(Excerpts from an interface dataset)
== == ==
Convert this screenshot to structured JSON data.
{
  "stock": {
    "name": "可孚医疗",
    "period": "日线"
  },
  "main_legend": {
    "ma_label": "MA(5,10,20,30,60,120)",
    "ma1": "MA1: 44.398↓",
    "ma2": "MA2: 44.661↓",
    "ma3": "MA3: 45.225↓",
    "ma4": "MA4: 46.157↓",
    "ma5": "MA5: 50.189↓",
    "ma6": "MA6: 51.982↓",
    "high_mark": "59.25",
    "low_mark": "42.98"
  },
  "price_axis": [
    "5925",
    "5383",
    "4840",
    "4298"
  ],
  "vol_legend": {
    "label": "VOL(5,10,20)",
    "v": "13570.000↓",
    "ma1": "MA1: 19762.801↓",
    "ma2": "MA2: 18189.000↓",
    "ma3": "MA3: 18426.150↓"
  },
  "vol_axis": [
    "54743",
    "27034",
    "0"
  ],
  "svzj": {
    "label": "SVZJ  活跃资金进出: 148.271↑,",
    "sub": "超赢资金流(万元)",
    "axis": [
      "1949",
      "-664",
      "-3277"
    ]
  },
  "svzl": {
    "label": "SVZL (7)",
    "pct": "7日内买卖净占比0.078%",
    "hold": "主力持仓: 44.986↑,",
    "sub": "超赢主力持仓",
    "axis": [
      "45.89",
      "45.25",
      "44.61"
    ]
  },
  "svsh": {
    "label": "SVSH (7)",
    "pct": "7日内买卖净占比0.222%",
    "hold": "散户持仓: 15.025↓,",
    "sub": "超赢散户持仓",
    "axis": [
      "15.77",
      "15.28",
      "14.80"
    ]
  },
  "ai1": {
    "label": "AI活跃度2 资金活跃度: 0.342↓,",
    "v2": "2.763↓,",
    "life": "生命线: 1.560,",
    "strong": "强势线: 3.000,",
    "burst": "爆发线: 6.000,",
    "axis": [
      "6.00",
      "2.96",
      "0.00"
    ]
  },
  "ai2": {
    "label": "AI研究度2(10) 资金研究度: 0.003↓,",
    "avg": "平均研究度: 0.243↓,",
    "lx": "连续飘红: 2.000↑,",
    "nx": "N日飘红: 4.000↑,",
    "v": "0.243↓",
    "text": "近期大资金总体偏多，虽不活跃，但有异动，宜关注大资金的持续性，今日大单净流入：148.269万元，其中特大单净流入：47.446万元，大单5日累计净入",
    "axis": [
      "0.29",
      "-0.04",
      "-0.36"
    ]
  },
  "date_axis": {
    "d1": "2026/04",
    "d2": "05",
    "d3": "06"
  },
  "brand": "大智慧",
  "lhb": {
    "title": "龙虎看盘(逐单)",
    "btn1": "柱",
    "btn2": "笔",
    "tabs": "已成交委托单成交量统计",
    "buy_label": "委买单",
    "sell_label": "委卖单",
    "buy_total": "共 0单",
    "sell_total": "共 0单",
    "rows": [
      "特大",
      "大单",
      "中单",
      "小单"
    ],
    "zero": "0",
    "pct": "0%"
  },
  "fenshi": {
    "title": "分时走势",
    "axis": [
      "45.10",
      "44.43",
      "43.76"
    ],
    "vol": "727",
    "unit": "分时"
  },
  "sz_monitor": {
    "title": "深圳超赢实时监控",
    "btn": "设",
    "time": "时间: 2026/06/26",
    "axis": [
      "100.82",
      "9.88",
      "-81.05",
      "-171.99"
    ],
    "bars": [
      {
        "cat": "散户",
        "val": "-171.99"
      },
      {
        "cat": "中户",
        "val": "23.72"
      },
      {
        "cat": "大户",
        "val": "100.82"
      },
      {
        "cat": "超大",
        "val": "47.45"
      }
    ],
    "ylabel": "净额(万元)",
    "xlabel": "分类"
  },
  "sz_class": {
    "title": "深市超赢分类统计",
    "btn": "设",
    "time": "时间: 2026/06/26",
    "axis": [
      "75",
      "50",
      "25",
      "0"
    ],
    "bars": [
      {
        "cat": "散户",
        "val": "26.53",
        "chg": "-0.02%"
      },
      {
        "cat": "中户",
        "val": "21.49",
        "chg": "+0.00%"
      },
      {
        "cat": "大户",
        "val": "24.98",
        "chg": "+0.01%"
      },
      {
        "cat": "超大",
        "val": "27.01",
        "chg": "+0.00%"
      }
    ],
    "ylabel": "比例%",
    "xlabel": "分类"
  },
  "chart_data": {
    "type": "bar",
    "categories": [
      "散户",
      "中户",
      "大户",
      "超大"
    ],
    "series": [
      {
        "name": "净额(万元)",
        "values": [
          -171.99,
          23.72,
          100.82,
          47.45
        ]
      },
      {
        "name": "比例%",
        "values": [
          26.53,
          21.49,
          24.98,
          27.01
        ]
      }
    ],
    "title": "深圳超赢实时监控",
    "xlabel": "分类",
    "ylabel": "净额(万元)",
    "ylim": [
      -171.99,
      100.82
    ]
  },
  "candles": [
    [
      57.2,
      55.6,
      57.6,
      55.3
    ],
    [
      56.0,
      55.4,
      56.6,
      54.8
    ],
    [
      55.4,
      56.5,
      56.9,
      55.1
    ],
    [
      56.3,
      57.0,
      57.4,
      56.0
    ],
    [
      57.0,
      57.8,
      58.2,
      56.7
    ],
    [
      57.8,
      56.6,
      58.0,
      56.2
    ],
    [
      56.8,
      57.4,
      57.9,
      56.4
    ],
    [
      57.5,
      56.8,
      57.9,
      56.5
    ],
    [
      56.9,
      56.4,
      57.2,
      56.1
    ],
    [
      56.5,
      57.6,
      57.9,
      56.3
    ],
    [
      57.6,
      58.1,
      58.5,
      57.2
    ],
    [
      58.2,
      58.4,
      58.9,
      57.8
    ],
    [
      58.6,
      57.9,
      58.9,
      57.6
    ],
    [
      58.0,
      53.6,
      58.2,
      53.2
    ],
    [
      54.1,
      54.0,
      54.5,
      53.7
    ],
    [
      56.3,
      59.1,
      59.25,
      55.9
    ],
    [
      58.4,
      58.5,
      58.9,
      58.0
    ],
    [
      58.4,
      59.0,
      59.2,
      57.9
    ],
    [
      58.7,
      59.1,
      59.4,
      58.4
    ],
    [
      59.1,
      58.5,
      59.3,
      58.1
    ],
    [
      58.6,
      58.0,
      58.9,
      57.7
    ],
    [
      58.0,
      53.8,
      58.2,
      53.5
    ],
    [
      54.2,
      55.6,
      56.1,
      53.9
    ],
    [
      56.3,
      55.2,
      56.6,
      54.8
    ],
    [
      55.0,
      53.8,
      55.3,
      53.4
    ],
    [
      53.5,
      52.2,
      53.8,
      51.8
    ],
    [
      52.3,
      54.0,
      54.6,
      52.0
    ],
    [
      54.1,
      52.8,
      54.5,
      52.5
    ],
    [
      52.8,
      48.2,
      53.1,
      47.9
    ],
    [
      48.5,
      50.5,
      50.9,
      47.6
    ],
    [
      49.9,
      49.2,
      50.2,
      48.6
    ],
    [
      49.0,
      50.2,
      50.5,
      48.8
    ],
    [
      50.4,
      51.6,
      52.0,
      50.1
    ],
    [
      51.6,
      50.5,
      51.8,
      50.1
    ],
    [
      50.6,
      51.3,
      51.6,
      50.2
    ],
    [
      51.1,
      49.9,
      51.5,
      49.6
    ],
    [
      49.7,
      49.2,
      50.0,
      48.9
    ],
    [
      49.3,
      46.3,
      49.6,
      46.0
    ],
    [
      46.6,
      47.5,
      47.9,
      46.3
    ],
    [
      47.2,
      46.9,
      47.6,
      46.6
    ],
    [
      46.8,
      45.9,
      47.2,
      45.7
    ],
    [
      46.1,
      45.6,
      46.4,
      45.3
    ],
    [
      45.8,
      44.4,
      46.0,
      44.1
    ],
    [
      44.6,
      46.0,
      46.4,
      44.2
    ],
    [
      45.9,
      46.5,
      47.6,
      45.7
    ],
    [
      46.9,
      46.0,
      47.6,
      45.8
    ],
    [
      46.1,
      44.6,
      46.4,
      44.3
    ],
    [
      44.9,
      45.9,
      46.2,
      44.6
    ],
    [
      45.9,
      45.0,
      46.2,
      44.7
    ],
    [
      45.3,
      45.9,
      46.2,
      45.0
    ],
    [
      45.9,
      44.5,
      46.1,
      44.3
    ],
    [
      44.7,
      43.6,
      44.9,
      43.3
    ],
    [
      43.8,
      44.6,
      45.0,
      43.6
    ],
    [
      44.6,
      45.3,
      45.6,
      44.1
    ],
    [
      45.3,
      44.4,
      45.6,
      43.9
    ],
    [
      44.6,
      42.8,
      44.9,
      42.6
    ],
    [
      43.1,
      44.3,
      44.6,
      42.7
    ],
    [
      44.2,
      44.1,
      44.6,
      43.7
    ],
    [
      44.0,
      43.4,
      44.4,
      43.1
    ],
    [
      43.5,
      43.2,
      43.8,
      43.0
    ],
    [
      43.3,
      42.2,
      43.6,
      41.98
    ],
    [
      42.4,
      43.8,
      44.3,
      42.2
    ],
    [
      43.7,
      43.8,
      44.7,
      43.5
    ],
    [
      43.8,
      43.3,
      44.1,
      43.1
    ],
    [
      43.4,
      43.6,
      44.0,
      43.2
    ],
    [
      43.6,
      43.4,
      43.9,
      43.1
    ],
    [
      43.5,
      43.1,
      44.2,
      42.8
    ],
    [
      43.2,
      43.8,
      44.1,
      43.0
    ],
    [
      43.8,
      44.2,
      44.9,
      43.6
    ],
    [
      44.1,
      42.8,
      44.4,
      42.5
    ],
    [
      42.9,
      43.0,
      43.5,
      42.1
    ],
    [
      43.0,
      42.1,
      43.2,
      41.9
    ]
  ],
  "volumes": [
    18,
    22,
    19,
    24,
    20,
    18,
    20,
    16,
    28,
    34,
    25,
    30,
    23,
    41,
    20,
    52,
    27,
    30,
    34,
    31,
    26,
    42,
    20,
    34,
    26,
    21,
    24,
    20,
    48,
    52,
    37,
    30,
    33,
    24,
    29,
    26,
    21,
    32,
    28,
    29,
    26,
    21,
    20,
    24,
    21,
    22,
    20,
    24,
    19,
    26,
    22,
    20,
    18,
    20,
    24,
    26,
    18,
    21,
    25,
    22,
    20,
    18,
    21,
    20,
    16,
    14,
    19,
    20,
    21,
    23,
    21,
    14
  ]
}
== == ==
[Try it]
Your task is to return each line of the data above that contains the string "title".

[Problem solution]
    "title": "龙虎看盘(逐单)",
    "title": "分时走势",
    "title": "深圳超赢实时监控",
    "title": "深市超赢分类统计",
    "title": "深圳超赢实时监控",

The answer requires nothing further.